• WORK ORDER: Look through the lines below, find those with the word "Goals", and copy them.

• DATA FOR THIS TASK:
::::::::

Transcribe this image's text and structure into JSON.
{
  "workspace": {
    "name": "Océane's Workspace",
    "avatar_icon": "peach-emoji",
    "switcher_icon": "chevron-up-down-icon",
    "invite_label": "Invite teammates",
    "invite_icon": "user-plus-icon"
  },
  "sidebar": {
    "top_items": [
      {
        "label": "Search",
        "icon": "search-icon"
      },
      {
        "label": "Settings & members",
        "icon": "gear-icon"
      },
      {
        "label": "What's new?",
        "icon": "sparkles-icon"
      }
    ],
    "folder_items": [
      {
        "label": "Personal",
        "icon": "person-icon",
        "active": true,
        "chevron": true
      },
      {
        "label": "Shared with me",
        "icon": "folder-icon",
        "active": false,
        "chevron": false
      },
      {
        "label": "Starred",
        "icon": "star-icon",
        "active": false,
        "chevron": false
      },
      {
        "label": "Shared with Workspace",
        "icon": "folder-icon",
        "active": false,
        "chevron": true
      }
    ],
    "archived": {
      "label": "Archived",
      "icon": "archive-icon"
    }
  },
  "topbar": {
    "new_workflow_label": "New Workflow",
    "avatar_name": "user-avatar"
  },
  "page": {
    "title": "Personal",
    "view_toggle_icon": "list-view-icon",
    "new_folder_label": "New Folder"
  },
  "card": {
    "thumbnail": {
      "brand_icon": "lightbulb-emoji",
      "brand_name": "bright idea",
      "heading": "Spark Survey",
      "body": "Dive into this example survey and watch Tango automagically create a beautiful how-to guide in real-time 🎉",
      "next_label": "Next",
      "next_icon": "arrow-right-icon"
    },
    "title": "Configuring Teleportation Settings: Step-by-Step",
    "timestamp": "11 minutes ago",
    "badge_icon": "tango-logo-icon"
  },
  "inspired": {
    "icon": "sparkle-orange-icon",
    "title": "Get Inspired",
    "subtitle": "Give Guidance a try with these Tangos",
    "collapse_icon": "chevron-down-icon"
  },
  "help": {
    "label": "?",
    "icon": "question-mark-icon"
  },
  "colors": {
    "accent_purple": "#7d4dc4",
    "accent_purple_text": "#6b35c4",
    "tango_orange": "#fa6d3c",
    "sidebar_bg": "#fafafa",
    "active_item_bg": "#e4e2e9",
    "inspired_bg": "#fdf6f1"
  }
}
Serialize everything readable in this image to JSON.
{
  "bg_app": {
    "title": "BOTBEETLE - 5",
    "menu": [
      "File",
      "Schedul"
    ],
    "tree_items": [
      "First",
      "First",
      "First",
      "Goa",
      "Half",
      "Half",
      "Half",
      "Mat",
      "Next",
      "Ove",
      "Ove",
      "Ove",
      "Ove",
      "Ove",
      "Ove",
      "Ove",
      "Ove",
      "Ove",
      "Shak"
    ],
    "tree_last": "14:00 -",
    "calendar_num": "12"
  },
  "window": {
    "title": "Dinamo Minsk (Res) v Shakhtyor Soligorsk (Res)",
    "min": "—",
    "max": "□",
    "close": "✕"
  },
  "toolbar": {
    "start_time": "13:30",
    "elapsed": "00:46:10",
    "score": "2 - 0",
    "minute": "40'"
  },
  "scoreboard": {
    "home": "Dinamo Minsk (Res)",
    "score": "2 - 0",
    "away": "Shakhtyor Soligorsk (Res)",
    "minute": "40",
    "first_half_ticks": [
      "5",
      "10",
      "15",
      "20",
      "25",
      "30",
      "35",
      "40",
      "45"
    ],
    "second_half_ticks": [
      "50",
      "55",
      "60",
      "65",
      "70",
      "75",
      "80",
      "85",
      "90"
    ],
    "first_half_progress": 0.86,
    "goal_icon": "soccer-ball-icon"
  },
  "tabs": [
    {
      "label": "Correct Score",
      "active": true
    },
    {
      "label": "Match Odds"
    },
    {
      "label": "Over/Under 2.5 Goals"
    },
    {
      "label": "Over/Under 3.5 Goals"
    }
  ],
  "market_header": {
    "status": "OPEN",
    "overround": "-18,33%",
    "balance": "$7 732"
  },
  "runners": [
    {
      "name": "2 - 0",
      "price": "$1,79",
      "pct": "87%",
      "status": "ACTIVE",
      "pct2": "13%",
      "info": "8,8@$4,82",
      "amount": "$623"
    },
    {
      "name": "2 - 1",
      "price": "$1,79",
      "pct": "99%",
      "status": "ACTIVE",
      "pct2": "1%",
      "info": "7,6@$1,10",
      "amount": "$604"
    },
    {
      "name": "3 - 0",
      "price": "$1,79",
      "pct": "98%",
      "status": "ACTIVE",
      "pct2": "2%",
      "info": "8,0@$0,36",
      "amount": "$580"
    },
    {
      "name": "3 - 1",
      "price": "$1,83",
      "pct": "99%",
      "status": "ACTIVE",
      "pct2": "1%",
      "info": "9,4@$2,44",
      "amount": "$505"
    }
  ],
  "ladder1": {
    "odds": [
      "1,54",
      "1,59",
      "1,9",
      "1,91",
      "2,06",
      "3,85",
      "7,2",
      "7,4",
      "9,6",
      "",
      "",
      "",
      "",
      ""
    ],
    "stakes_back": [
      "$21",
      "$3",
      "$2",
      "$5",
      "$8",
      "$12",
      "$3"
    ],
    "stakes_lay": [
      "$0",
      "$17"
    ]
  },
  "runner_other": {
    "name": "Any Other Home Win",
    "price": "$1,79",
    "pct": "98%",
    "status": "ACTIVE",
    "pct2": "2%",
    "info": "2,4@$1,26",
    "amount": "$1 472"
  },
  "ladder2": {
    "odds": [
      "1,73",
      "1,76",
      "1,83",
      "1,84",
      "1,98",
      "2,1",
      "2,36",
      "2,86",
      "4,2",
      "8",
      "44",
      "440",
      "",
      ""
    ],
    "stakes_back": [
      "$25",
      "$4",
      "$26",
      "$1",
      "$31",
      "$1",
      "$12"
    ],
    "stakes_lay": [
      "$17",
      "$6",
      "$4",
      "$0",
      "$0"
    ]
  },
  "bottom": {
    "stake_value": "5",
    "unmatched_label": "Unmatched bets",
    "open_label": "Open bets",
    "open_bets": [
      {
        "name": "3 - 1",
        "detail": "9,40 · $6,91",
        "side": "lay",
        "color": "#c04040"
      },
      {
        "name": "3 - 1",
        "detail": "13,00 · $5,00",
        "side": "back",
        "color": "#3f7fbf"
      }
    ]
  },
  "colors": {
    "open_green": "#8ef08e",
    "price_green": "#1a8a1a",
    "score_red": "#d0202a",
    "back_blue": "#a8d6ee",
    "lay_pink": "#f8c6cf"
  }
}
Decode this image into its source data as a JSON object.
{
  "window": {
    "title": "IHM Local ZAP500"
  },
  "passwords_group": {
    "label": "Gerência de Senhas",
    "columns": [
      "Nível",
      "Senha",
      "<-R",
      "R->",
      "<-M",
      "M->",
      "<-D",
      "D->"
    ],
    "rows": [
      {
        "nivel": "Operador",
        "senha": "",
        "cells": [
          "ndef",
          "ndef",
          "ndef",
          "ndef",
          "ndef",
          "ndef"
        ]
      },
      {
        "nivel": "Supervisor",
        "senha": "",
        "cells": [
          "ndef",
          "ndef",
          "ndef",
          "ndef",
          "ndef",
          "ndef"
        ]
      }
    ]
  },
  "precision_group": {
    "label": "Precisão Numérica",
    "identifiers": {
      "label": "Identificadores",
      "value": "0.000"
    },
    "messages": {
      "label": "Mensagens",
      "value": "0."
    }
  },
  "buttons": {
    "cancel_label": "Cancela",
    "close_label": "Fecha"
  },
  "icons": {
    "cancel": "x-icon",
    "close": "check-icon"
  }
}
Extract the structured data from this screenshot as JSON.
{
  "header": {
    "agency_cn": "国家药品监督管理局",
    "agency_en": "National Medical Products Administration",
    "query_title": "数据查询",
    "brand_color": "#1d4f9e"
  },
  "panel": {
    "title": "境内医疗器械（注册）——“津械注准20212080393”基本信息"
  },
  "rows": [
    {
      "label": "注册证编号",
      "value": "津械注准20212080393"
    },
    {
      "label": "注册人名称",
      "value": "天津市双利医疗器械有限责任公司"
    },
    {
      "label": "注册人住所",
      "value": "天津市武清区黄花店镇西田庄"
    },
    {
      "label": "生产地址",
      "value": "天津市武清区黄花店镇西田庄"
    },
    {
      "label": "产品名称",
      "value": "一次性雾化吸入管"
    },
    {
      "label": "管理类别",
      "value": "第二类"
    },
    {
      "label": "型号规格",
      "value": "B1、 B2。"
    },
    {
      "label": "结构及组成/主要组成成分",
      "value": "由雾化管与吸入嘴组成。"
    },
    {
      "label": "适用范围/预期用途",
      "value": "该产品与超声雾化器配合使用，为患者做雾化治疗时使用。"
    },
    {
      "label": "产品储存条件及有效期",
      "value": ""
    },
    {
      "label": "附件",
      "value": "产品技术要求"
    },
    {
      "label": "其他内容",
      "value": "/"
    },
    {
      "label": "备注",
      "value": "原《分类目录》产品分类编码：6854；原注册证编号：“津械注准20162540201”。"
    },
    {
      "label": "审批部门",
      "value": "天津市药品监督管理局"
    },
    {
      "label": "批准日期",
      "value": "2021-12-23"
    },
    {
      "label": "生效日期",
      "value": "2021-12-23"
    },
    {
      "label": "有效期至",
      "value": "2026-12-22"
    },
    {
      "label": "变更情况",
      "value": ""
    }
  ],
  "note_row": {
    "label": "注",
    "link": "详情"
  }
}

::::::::

• SOLVED EXERCISE:
      "label": "Over/Under 2.5 Goals"
      "label": "Over/Under 3.5 Goals"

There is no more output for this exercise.